** Opening MATERIAL FOR THIS TASK block **

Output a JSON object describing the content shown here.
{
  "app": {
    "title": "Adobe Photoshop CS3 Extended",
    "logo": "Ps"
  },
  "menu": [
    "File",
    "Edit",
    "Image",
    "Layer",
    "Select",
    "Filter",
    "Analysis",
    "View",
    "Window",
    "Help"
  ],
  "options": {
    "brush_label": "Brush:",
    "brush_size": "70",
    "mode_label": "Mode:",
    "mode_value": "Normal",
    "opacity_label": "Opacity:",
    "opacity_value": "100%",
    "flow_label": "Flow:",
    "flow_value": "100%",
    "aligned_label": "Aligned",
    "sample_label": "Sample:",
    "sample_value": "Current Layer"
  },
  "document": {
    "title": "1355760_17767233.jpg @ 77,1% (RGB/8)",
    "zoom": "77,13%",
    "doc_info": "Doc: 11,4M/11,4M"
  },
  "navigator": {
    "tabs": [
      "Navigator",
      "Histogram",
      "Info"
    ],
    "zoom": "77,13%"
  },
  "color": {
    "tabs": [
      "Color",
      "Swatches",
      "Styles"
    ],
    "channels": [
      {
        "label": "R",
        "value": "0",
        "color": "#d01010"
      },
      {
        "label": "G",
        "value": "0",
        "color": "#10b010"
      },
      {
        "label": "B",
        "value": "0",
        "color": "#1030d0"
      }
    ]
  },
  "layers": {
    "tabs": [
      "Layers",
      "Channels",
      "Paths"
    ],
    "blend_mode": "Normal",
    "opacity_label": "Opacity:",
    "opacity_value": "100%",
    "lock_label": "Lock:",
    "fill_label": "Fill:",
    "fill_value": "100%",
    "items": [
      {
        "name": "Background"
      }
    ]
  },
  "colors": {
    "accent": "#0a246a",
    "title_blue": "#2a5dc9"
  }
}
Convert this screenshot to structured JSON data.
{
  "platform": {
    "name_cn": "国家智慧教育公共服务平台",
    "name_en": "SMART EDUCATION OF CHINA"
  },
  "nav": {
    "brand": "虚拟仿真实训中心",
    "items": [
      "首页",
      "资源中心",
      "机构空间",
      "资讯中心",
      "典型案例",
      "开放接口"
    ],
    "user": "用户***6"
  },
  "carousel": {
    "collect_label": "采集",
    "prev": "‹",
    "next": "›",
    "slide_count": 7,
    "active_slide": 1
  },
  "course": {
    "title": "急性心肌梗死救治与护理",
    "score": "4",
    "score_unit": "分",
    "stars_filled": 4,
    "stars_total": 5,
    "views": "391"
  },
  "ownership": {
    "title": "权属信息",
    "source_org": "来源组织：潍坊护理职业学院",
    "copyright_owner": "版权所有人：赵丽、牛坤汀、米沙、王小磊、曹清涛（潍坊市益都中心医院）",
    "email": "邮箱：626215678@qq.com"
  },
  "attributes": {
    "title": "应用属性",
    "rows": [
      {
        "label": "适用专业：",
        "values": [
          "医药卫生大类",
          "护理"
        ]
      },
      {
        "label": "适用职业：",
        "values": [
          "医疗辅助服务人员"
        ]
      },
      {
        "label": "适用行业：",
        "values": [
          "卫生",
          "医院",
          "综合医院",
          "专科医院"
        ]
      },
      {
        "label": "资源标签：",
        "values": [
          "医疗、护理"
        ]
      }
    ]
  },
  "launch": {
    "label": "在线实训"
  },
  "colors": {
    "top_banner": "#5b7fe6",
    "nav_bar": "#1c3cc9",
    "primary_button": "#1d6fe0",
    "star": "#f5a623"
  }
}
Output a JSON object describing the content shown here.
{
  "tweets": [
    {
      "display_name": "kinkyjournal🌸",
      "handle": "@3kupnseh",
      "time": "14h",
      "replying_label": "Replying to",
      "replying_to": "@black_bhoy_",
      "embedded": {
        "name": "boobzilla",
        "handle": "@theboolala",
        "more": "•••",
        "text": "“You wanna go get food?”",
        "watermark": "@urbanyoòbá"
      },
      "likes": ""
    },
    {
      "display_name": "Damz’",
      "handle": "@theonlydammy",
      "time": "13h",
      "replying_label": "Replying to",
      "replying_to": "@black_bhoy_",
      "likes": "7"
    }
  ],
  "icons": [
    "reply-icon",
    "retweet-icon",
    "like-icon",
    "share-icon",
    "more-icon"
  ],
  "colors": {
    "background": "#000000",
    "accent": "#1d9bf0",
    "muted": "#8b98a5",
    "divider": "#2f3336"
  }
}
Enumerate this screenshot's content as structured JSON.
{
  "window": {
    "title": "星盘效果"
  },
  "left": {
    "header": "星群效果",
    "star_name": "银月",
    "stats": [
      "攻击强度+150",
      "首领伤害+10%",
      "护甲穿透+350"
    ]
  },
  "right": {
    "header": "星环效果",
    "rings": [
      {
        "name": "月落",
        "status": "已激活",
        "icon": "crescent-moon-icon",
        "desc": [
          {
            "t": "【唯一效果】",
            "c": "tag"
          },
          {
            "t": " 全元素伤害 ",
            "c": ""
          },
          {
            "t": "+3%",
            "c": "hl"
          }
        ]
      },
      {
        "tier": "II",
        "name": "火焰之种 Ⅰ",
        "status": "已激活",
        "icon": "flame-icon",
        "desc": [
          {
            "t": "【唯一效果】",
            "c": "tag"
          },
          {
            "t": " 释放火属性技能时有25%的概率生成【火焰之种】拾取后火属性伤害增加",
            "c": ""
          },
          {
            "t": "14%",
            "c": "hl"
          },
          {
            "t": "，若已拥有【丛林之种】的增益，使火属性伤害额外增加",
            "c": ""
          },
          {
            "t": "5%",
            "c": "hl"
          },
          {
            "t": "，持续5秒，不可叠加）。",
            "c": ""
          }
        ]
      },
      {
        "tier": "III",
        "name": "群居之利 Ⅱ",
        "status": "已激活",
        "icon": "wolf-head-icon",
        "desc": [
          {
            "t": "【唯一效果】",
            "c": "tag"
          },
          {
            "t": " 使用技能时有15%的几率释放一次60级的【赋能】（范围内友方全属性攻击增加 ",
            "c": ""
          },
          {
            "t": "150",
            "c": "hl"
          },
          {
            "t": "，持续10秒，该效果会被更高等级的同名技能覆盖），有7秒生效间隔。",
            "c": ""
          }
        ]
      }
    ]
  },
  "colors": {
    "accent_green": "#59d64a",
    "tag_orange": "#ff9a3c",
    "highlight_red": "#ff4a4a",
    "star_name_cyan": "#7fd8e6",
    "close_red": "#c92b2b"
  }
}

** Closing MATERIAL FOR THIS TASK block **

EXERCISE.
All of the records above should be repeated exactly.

RESULT FOR THIS TASK.
Output a JSON object describing the content shown here.
{
  "app": {
    "title": "Adobe Photoshop CS3 Extended",
    "logo": "Ps"
  },
  "menu": [
    "File",
    "Edit",
    "Image",
    "Layer",
    "Select",
    "Filter",
    "Analysis",
    "View",
    "Window",
    "Help"
  ],
  "options": {
    "brush_label": "Brush:",
    "brush_size": "70",
    "mode_label": "Mode:",
    "mode_value": "Normal",
    "opacity_label": "Opacity:",
    "opacity_value": "100%",
    "flow_label": "Flow:",
    "flow_value": "100%",
    "aligned_label": "Aligned",
    "sample_label": "Sample:",
    "sample_value": "Current Layer"
  },
  "document": {
    "title": "1355760_17767233.jpg @ 77,1% (RGB/8)",
    "zoom": "77,13%",
    "doc_info": "Doc: 11,4M/11,4M"
  },
  "navigator": {
    "tabs": [
      "Navigator",
      "Histogram",
      "Info"
    ],
    "zoom": "77,13%"
  },
  "color": {
    "tabs": [
      "Color",
      "Swatches",
      "Styles"
    ],
    "channels": [
      {
        "label": "R",
        "value": "0",
        "color": "#d01010"
      },
      {
        "label": "G",
        "value": "0",
        "color": "#10b010"
      },
      {
        "label": "B",
        "value": "0",
        "color": "#1030d0"
      }
    ]
  },
  "layers": {
    "tabs": [
      "Layers",
      "Channels",
      "Paths"
    ],
    "blend_mode": "Normal",
    "opacity_label": "Opacity:",
    "opacity_value": "100%",
    "lock_label": "Lock:",
    "fill_label": "Fill:",
    "fill_value": "100%",
    "items": [
      {
        "name": "Background"
      }
    ]
  },
  "colors": {
    "accent": "#0a246a",
    "title_blue": "#2a5dc9"
  }
}
Convert this screenshot to structured JSON data.
{
  "platform": {
    "name_cn": "国家智慧教育公共服务平台",
    "name_en": "SMART EDUCATION OF CHINA"
  },
  "nav": {
    "brand": "虚拟仿真实训中心",
    "items": [
      "首页",
      "资源中心",
      "机构空间",
      "资讯中心",
      "典型案例",
      "开放接口"
    ],
    "user": "用户***6"
  },
  "carousel": {
    "collect_label": "采集",
    "prev": "‹",
    "next": "›",
    "slide_count": 7,
    "active_slide": 1
  },
  "course": {
    "title": "急性心肌梗死救治与护理",
    "score": "4",
    "score_unit": "分",
    "stars_filled": 4,
    "stars_total": 5,
    "views": "391"
  },
  "ownership": {
    "title": "权属信息",
    "source_org": "来源组织：潍坊护理职业学院",
    "copyright_owner": "版权所有人：赵丽、牛坤汀、米沙、王小磊、曹清涛（潍坊市益都中心医院）",
    "email": "邮箱：626215678@qq.com"
  },
  "attributes": {
    "title": "应用属性",
    "rows": [
      {
        "label": "适用专业：",
        "values": [
          "医药卫生大类",
          "护理"
        ]
      },
      {
        "label": "适用职业：",
        "values": [
          "医疗辅助服务人员"
        ]
      },
      {
        "label": "适用行业：",
        "values": [
          "卫生",
          "医院",
          "综合医院",
          "专科医院"
        ]
      },
      {
        "label": "资源标签：",
        "values": [
          "医疗、护理"
        ]
      }
    ]
  },
  "launch": {
    "label": "在线实训"
  },
  "colors": {
    "top_banner": "#5b7fe6",
    "nav_bar": "#1c3cc9",
    "primary_button": "#1d6fe0",
    "star": "#f5a623"
  }
}
Output a JSON object describing the content shown here.
{
  "tweets": [
    {
      "display_name": "kinkyjournal🌸",
      "handle": "@3kupnseh",
      "time": "14h",
      "replying_label": "Replying to",
      "replying_to": "@black_bhoy_",
      "embedded": {
        "name": "boobzilla",
        "handle": "@theboolala",
        "more": "•••",
        "text": "“You wanna go get food?”",
        "watermark": "@urbanyoòbá"
      },
      "likes": ""
    },
    {
      "display_name": "Damz’",
      "handle": "@theonlydammy",
      "time": "13h",
      "replying_label": "Replying to",
      "replying_to": "@black_bhoy_",
      "likes": "7"
    }
  ],
  "icons": [
    "reply-icon",
    "retweet-icon",
    "like-icon",
    "share-icon",
    "more-icon"
  ],
  "colors": {
    "background": "#000000",
    "accent": "#1d9bf0",
    "muted": "#8b98a5",
    "divider": "#2f3336"
  }
}
Enumerate this screenshot's content as structured JSON.
{
  "window": {
    "title": "星盘效果"
  },
  "left": {
    "header": "星群效果",
    "star_name": "银月",
    "stats": [
      "攻击强度+150",
      "首领伤害+10%",
      "护甲穿透+350"
    ]
  },
  "right": {
    "header": "星环效果",
    "rings": [
      {
        "name": "月落",
        "status": "已激活",
        "icon": "crescent-moon-icon",
        "desc": [
          {
            "t": "【唯一效果】",
            "c": "tag"
          },
          {
            "t": " 全元素伤害 ",
            "c": ""
          },
          {
            "t": "+3%",
            "c": "hl"
          }
        ]
      },
      {
        "tier": "II",
        "name": "火焰之种 Ⅰ",
        "status": "已激活",
        "icon": "flame-icon",
        "desc": [
          {
            "t": "【唯一效果】",
            "c": "tag"
          },
          {
            "t": " 释放火属性技能时有25%的概率生成【火焰之种】拾取后火属性伤害增加",
            "c": ""
          },
          {
            "t": "14%",
            "c": "hl"
          },
          {
            "t": "，若已拥有【丛林之种】的增益，使火属性伤害额外增加",
            "c": ""
          },
          {
            "t": "5%",
            "c": "hl"
          },
          {
            "t": "，持续5秒，不可叠加）。",
            "c": ""
          }
        ]
      },
      {
        "tier": "III",
        "name": "群居之利 Ⅱ",
        "status": "已激活",
        "icon": "wolf-head-icon",
        "desc": [
          {
            "t": "【唯一效果】",
            "c": "tag"
          },
          {
            "t": " 使用技能时有15%的几率释放一次60级的【赋能】（范围内友方全属性攻击增加 ",
            "c": ""
          },
          {
            "t": "150",
            "c": "hl"
          },
          {
            "t": "，持续10秒，该效果会被更高等级的同名技能覆盖），有7秒生效间隔。",
            "c": ""
          }
        ]
      }
    ]
  },
  "colors": {
    "accent_green": "#59d64a",
    "tag_orange": "#ff9a3c",
    "highlight_red": "#ff4a4a",
    "star_name_cyan": "#7fd8e6",
    "close_red": "#c92b2b"
  }
}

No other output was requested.